ACE Academy brings young students to ASU’s aviation program
About 20 middle- and high-school students from the Phoenix area, participants in of the Aviation Career Education (ACE) Academy, used flight simulators, learned about piston engines and even used riveters on a recent visit to the aviation program at the Ira A. Fulton Schools of Engineering at Arizona State University.
The ACE Academy is sponsored by the Archer Ragsdale Arizona Chapter of the Tuskegee Airmen, Inc., and the Organization of Black Aerospace Professionals.
The campus tour, hosted annually by ASU, was facilitated by Jim Anderson, a senior research scientist in the School for the Engineering of Matter, Transport and Energy, and a retired Southwest Airlines captain.
“We want to expose the young students to college education,” said Larry “Jet” Jackson, director of the Academy, who had a 20-year career as a fighter pilot in the U.S. Air Force and is now a captain for Southwest Airlines. Jackson and Anderson knew each in the Air Force, and regularly share their experiences with youth.
“Aviation is just the hook,” Jackson said. “Some of the students may be interested in aviation, others may not be. We want to encourage them in the STEM areas: science, technology, engineering and math.”
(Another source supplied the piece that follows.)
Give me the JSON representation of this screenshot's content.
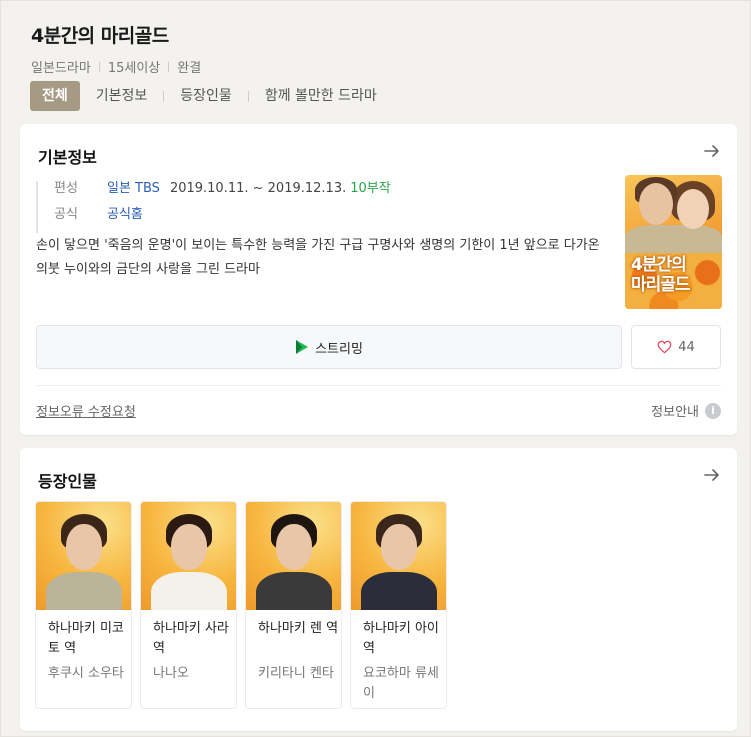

Earlier in the day, the students visited Southwest Airlines at Sky Harbor Airport where they saw a Boeing 737 up close, and learned job interviewing skills and airline operations. They also visited Luke Air Force Base to see the military side of aviation and military life. The ACE program culminated with Young Eagles flights provided by the Experimental Aircraft Association at Glendale Airport.
Later in the year, the students will take a flight aboard Sky Harbor’s 161st Air Refueling Wing’s KC-135 tanker aircraft to observe inflight refueling of F-16s.
During the Academy activities, students also met African-American pioneers in the field of aviation, including Lt. Col. Robert Ashby, the first black captain for Frontier Airlines and one of the Original Tuskegee Airmen.
The Tuskegee Airmen, the first African-American pilots in the U.S. armed forces, began serving in the U.S. Army Air Corps when the military still was segregated and many states still had Jim Crow laws. Their exemplary service helped pave the way for the desegregation of the military in 1948, eventually opening the doors for minorities and women in commercial aviation many years later.
Students also met Col. Richard Toliver and Capt. William Norwood, both trailblazers. Toliver flew 231 combat missions in Southeast Asia during the Vietnam War, and was among the first pilots to fly the F-15. Norwood was a B-52 pilot in the U.S. Air Force before becoming the first black pilot hired by United Airlines, where he flew for 30 years. Ashby, Toliver and Norwood are all members of the Archer Ragsdale Arizona Chapter.
During the ASU visit, professor Jimmy Kimberly demonstrated how piston engines work and had students calculate engine power, using a formula he provided.
“For many of the students, this is the first time they’ve seen anything like this,” Jackson said. “They have no idea what’s under the hood of a car or inside a jet engine. Seeing things in a book is one thing, seeing them in a classroom or lab means a heck of a lot more.”
In a nearby lab, Anderson demonstrated how a gyroscope works, using a bicycle tire on a loop of rope. Students also used a riveting gun to put two pieces of metal together.
Nick Pagorin, 14, who will be a ninth-grader at Chaparral High School in Scottsdale in the fall, said he wants to be in naval aviation.
“I’m thinking of going to Embry-Riddle (Aeronautical University),” said Pagorin, whose father, a pilot for Omini Air International, accompanied the group to ASU.
Jonathan Nash, 13, who will be an eighth-grader at Cotton Boll Elementary School in Peoria, had never flown in a plane or seen one on the ground before participating in the Academy program.
“I want to be a safety director in the Air Force,” Nash said. “I want to travel the world. I like the science behind aviation. And I like the idea of climbing up into the sky and seeing the scenery from up there.”
Judy Nichols, email@example.com
Ira A. Fulton Schools of Engineering